Inside Marwen Lab: The Voice and Vision of Young Artists

A lovely article just came out about Marwen Lab on Sixty Inches From Center. It features a description of the program written by one of our students, Lauren. We were so impressed with her essay, we are using an excerpt as the wall text for our exhibition!
Here it is:

Inside Lab by Lauren Auyeung
While many high schoolers will spend their Friday nights relaxing at home or with friends, a few will spend them hard at work in the art studios of Marwen Lab. To put it simply, Marwen Lab is a space of artistic creativity and freedom. For three 8-week terms, highly motivated young artists in Chicago, who have applied and have been accepted, come to the studios of Marwen to work on their own continuous project that exhibits their personal and artistic character. Whether it is in the field of drawing and painting, photography, or mixed media, Lab offers a variety of opportunities for artistic self development and discovery.
Laurel Crown by Lab student Nathaniel Knize ( Image Credit: Sophia Nahli)
Although Lab has three outstanding instructors, the project is very much independent. The students begin Lab with nothing more than an idea, a vision, or maybe even just something they feel strongly about. And no matter how ambitious, ingenious, or insane that vision may be, the purpose of the entire year is to turn that vision into a reality.
The process in itself, however, may not be as clean as it appears. The purpose of the three term schedule is to give the student plenty of time to mess up and start again. The majority of the students end up changing the idea they started with at the beginning of the year, or maybe even switching mediums. Despite the bumps in the road, Lab students can always find a way to get excited and push forward in their project not only from just the instructors, but from the entire artistic community that is Marwen itself.

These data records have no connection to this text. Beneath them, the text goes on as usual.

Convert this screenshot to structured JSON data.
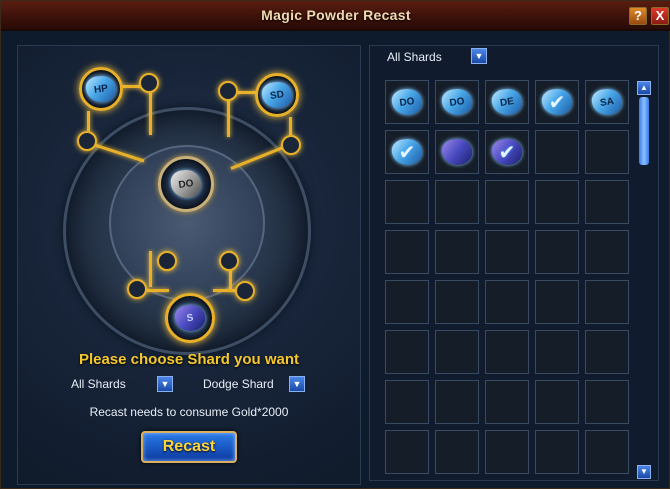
{
  "window": {
    "title": "Magic Powder Recast",
    "help_label": "?",
    "close_label": "X"
  },
  "wheel": {
    "center_gem": "DO",
    "top_left_gem": "HP",
    "top_right_gem": "SD",
    "bottom_gem": "S"
  },
  "prompt": "Please choose Shard you want",
  "filters": {
    "category": "All Shards",
    "shard": "Dodge Shard"
  },
  "cost_text": "Recast needs to consume Gold*2000",
  "recast_label": "Recast",
  "inventory": {
    "filter": "All Shards",
    "items": [
      {
        "label": "DO",
        "style": "blue",
        "checked": false
      },
      {
        "label": "DO",
        "style": "blue",
        "checked": false
      },
      {
        "label": "DE",
        "style": "blue",
        "checked": false
      },
      {
        "label": "",
        "style": "blue",
        "checked": true
      },
      {
        "label": "SA",
        "style": "blue",
        "checked": false
      },
      {
        "label": "",
        "style": "blue",
        "checked": true
      },
      {
        "label": "",
        "style": "dark",
        "checked": false
      },
      {
        "label": "",
        "style": "dark",
        "checked": true
      }
    ],
    "total_slots": 40
  },
  "colors": {
    "gold": "#e8b028",
    "prompt_yellow": "#f5c830",
    "title_bar": "#3a110a"
  }
}
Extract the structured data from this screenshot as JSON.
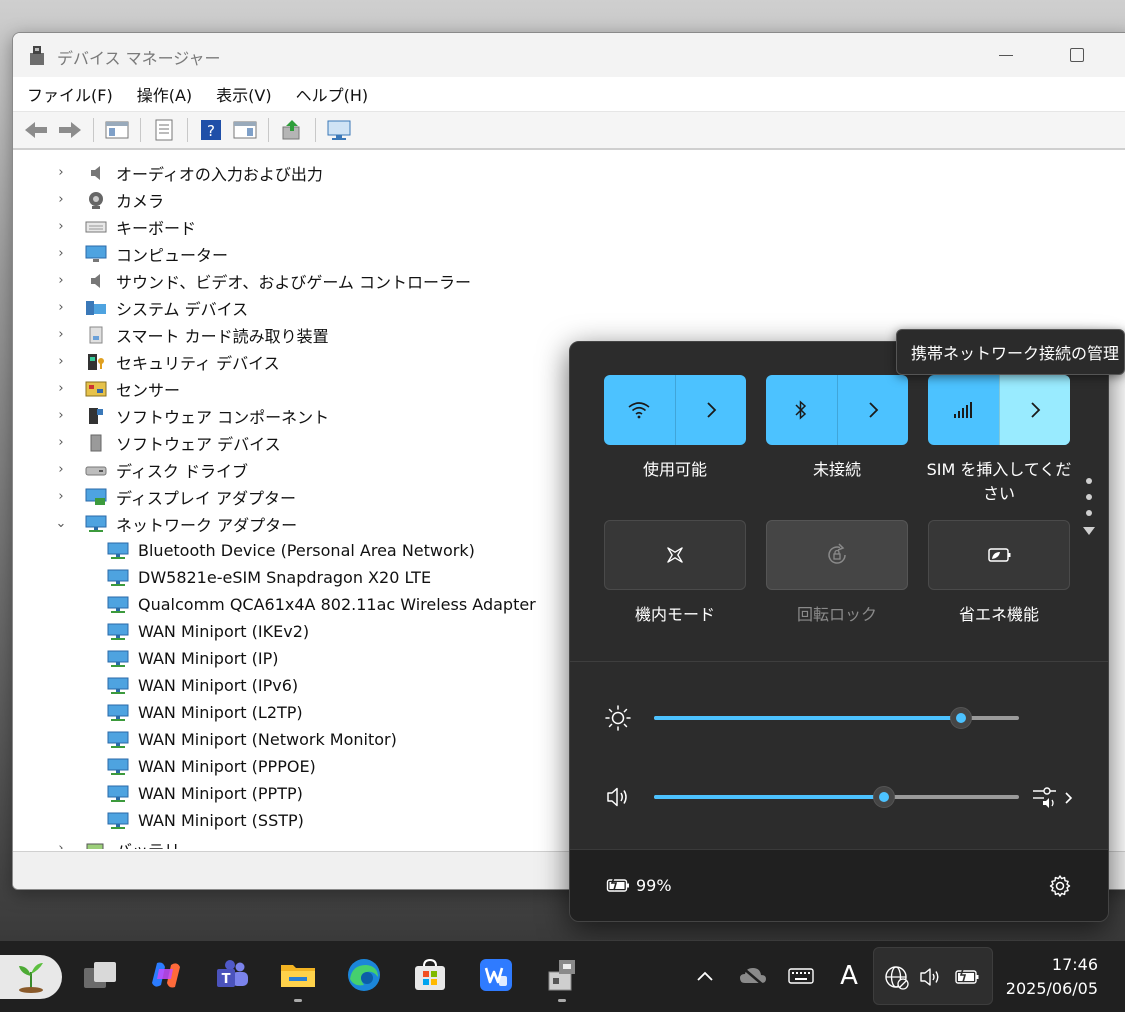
{
  "window": {
    "title": "デバイス マネージャー",
    "menu": [
      "ファイル(F)",
      "操作(A)",
      "表示(V)",
      "ヘルプ(H)"
    ]
  },
  "tree": {
    "categories": [
      "オーディオの入力および出力",
      "カメラ",
      "キーボード",
      "コンピューター",
      "サウンド、ビデオ、およびゲーム コントローラー",
      "システム デバイス",
      "スマート カード読み取り装置",
      "セキュリティ デバイス",
      "センサー",
      "ソフトウェア コンポーネント",
      "ソフトウェア デバイス",
      "ディスク ドライブ",
      "ディスプレイ アダプター",
      "ネットワーク アダプター"
    ],
    "network_adapters": [
      "Bluetooth Device (Personal Area Network)",
      "DW5821e-eSIM Snapdragon X20 LTE",
      "Qualcomm QCA61x4A 802.11ac Wireless Adapter",
      "WAN Miniport (IKEv2)",
      "WAN Miniport (IP)",
      "WAN Miniport (IPv6)",
      "WAN Miniport (L2TP)",
      "WAN Miniport (Network Monitor)",
      "WAN Miniport (PPPOE)",
      "WAN Miniport (PPTP)",
      "WAN Miniport (SSTP)"
    ],
    "partial_category": "バッテリ"
  },
  "quick_settings": {
    "tiles": [
      {
        "label": "使用可能",
        "icon": "wifi-icon",
        "state": "on"
      },
      {
        "label": "未接続",
        "icon": "bluetooth-icon",
        "state": "on"
      },
      {
        "label": "SIM を挿入してください",
        "icon": "cellular-icon",
        "state": "on"
      },
      {
        "label": "機内モード",
        "icon": "airplane-icon",
        "state": "off"
      },
      {
        "label": "回転ロック",
        "icon": "rotation-lock-icon",
        "state": "disabled"
      },
      {
        "label": "省エネ機能",
        "icon": "energy-saver-icon",
        "state": "off"
      }
    ],
    "brightness_percent": 84,
    "volume_percent": 63,
    "battery_text": "99%",
    "accent_color": "#4cc2ff"
  },
  "tooltip": "携帯ネットワーク接続の管理",
  "taskbar": {
    "time": "17:46",
    "date": "2025/06/05",
    "ime_indicator": "A"
  }
}
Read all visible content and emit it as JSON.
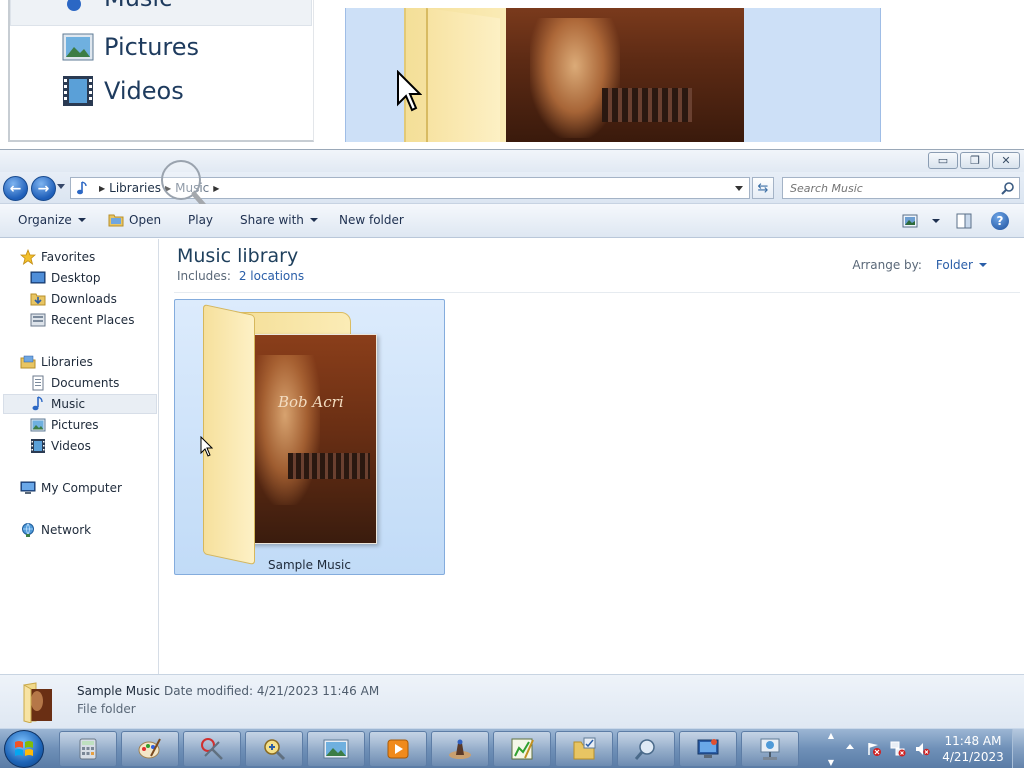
{
  "magnifier": {
    "items": [
      {
        "label": "Music",
        "icon": "music-icon"
      },
      {
        "label": "Pictures",
        "icon": "pictures-icon"
      },
      {
        "label": "Videos",
        "icon": "videos-icon"
      }
    ]
  },
  "window": {
    "buttons": {
      "minimize": "▭",
      "maximize": "❐",
      "close": "✕"
    }
  },
  "address": {
    "segments": [
      "Libraries",
      "Music"
    ],
    "search_placeholder": "Search Music"
  },
  "toolbar": {
    "organize": "Organize",
    "open": "Open",
    "play": "Play",
    "share_with": "Share with",
    "new_folder": "New folder"
  },
  "nav": {
    "favorites": "Favorites",
    "desktop": "Desktop",
    "downloads": "Downloads",
    "recent_places": "Recent Places",
    "libraries": "Libraries",
    "documents": "Documents",
    "music": "Music",
    "pictures": "Pictures",
    "videos": "Videos",
    "my_computer": "My Computer",
    "network": "Network"
  },
  "library": {
    "title": "Music library",
    "includes_label": "Includes:",
    "includes_link": "2 locations",
    "arrange_label": "Arrange by:",
    "arrange_value": "Folder"
  },
  "items": [
    {
      "name": "Sample Music",
      "album_text": "Bob Acri"
    }
  ],
  "details": {
    "name": "Sample Music",
    "modified": "Date modified: 4/21/2023 11:46 AM",
    "type": "File folder"
  },
  "taskbar": {
    "apps": [
      "calculator-icon",
      "paint-icon",
      "snipping-tool-icon",
      "magnifier-app-icon",
      "photo-viewer-icon",
      "media-player-icon",
      "ink-icon",
      "chart-editor-icon",
      "explorer-icon",
      "search-app-icon",
      "remote-desktop-icon",
      "network-app-icon"
    ],
    "time": "11:48 AM",
    "date": "4/21/2023"
  },
  "colors": {
    "accent": "#2a5ea8",
    "selection": "#c1dbf7",
    "taskbar": "#6f90b8"
  }
}
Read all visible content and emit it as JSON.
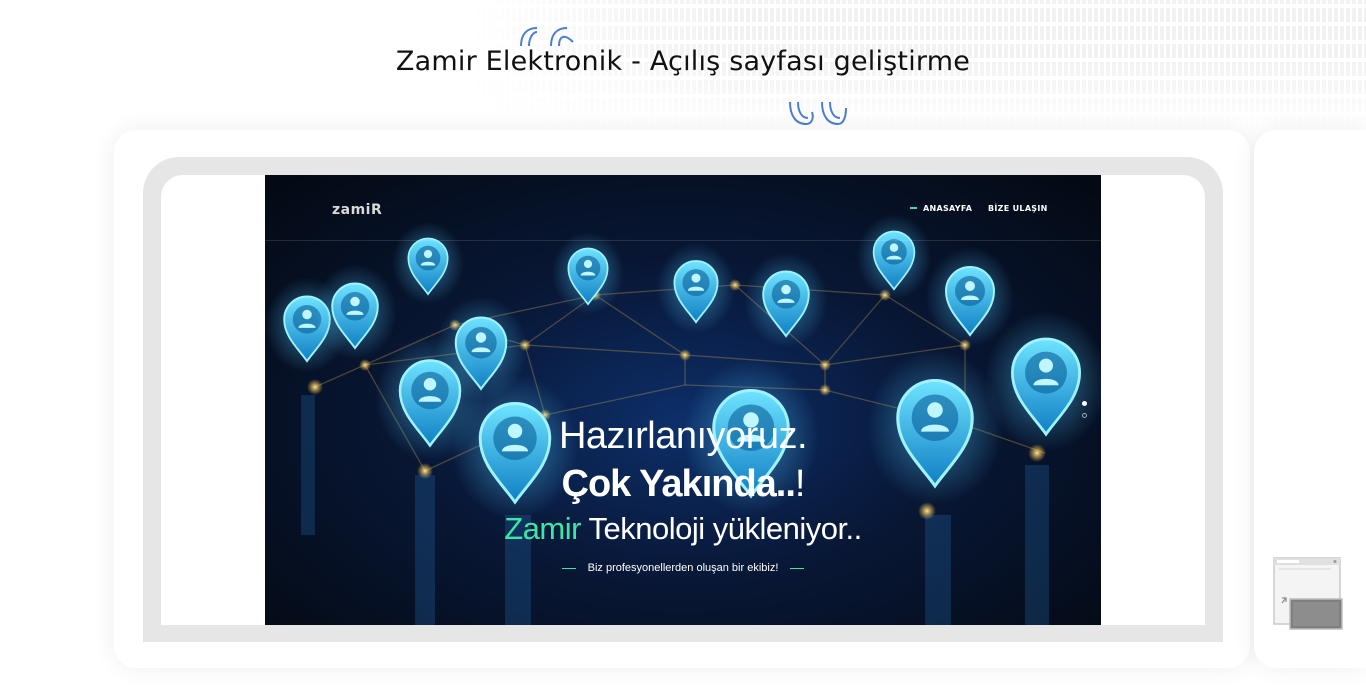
{
  "header": {
    "title": "Zamir Elektronik - Açılış sayfası geliştirme"
  },
  "site": {
    "logo": "zamiR",
    "nav": [
      {
        "label": "ANASAYFA",
        "active": true
      },
      {
        "label": "BİZE ULAŞIN",
        "active": false
      }
    ],
    "hero": {
      "line1": "Hazırlanıyoruz.",
      "line2_bold": "Çok Yakında..",
      "line2_rest": "!",
      "line3_accent": "Zamir",
      "line3_rest": " Teknoloji yükleniyor..",
      "tagline": "Biz profesyonellerden oluşan bir ekibiz!"
    },
    "slider": {
      "count": 2,
      "active_index": 0
    }
  },
  "colors": {
    "accent_green": "#3ee6a4",
    "pin_blue": "#29b6f6",
    "node_gold": "#f5b73b",
    "quote_blue": "#4a7fd0"
  },
  "icons": [
    "quote-open-icon",
    "quote-close-icon",
    "location-pin-icon",
    "browser-thumbnail-icon"
  ]
}
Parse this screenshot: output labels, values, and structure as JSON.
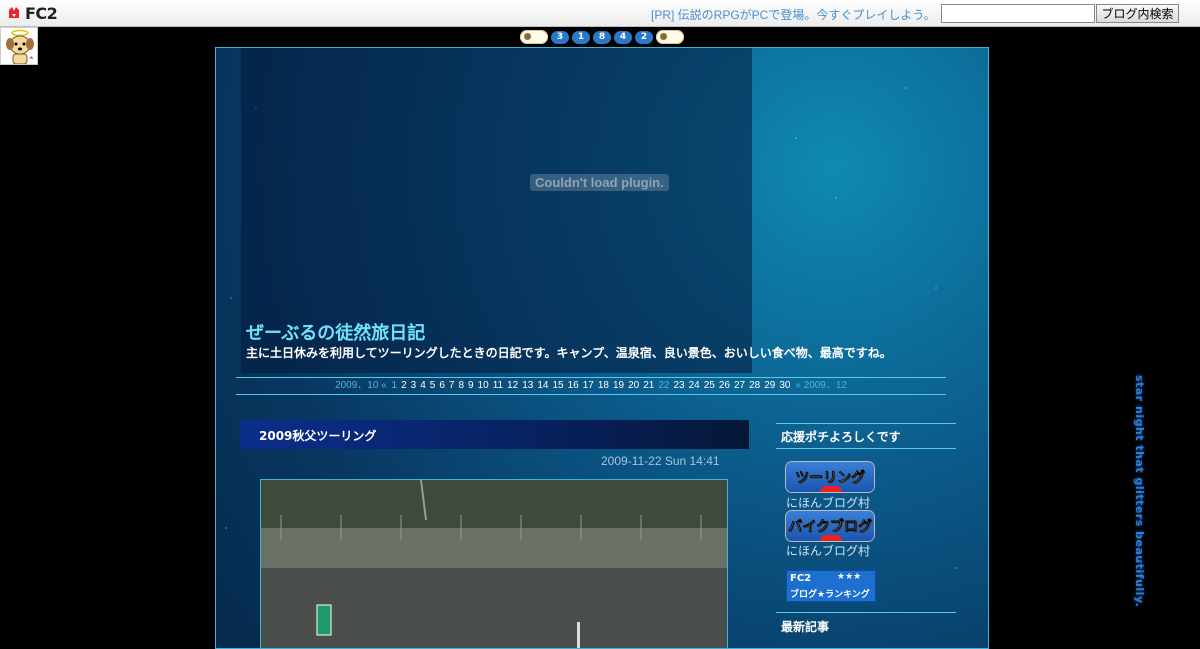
{
  "topbar": {
    "logo_text": "FC2",
    "pr_link": "[PR] 伝説のRPGがPCで登場。今すぐプレイしよう。",
    "search_value": "",
    "search_button": "ブログ内検索"
  },
  "counter": {
    "digits": [
      "3",
      "1",
      "8",
      "4",
      "2"
    ]
  },
  "header": {
    "plugin_message": "Couldn't load plugin.",
    "title": "ぜーぶるの徒然旅日記",
    "description": "主に土日休みを利用してツーリングしたときの日記です。キャンプ、温泉宿、良い景色、おいしい食べ物、最高ですね。"
  },
  "calendar": {
    "prev": "2009．10 «",
    "next": "» 2009．12",
    "days": [
      "1",
      "2",
      "3",
      "4",
      "5",
      "6",
      "7",
      "8",
      "9",
      "10",
      "11",
      "12",
      "13",
      "14",
      "15",
      "16",
      "17",
      "18",
      "19",
      "20",
      "21",
      "22",
      "23",
      "24",
      "25",
      "26",
      "27",
      "28",
      "29",
      "30"
    ],
    "highlighted": [
      "1",
      "22"
    ]
  },
  "entry": {
    "title": "2009秋父ツーリング",
    "date": "2009-11-22 Sun 14:41"
  },
  "sidebar": {
    "section1_title": "応援ポチよろしくです",
    "badges": [
      {
        "label": "ツーリング",
        "caption": "にほんブログ村"
      },
      {
        "label": "バイクブログ",
        "caption": "にほんブログ村"
      }
    ],
    "fc2_rank": {
      "line1": "FC2",
      "stars": "★★★",
      "line2": "ブログ★ランキング"
    },
    "section2_title": "最新記事"
  },
  "vertical_text": "star night that glitters beautifully.",
  "colors": {
    "accent": "#6fe3ff",
    "border": "#58c9e8",
    "link": "#4fb6de"
  }
}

Chandelier by Lab student Zoe Prekop (Image Credit: Sophia Nahli)
The year is filled with peer critiques, feedback sessions, and general advice in order to inspire the student. This also gives students the chance to view their project in a different way than they originally had. However, there is never a need for a formalized critique session for feedback. Lab is a very close-knit community, and the students are more than just peer-artists, they are friends.  Just by stopping by the person next to them, they can ask “Hey, what do you think about this,” and a new inspiration can come as easily as the conversation. Lab students are encouraged to get out of their studio and learn about the projects of other students, help each other out, and ultimately learn more about themselves as individuals.

Marwen Lab

It's hard to believe we finished our 4th year of Marwen Lab in May! I'm so happy I've been involved since the beginning with this program. To see it grow, take shape and become much more effective and refined over the years has been extremely gratifying. We had our first student, Emily,  who had taken 3 straight years of Marwen Lab graduate this year. It's always tough and this year we had 18 seniors out of 28 students! I am so proud of all of them and can't wait to see what they accomplish in the years to come. As I start a family this Fall, I'll be quitting my staff position at Marwen and continuing on as a freelance teaching artist. I am so excited to start this new chapter and am happy I can still continue to teach and be a part of the community.
Here are some photos from the exhibition, the top one is during our last class of students doing a post-it note critique. The next three are details of Emily's art work. I find them so beautiful and thought provoking. This is a small sampling of her project but you get the idea.







the best last class





At the organization where I teach, most of our courses are 8-weeks long and meet once a week for 2.5 hours. So you can imagine how quickly the time flies. I am lucky enough to be the program manager and a teaching artist for one of our most accelerated programs that lasts roughly the length of the school year (mid-September to late May). We still have breaks between our existing terms but we stay in touch with our students and have plenty of open studio time for them to work on their projects outside of class. Even with all that extra time, the year still feels like it flies by and is over in the blink of an eye and then it's time for me to start planning the next year's program.
This year was a little different in that we built in time to reflect and celebrate our students' work instead of rushing to finish everything during the last class. All of their work was already installed so we had a few different critiques and then some time for the students to reflect on the year. It was so gratifying to hear them talk about their experience in their own words! We took some video throughout the evening, check it out: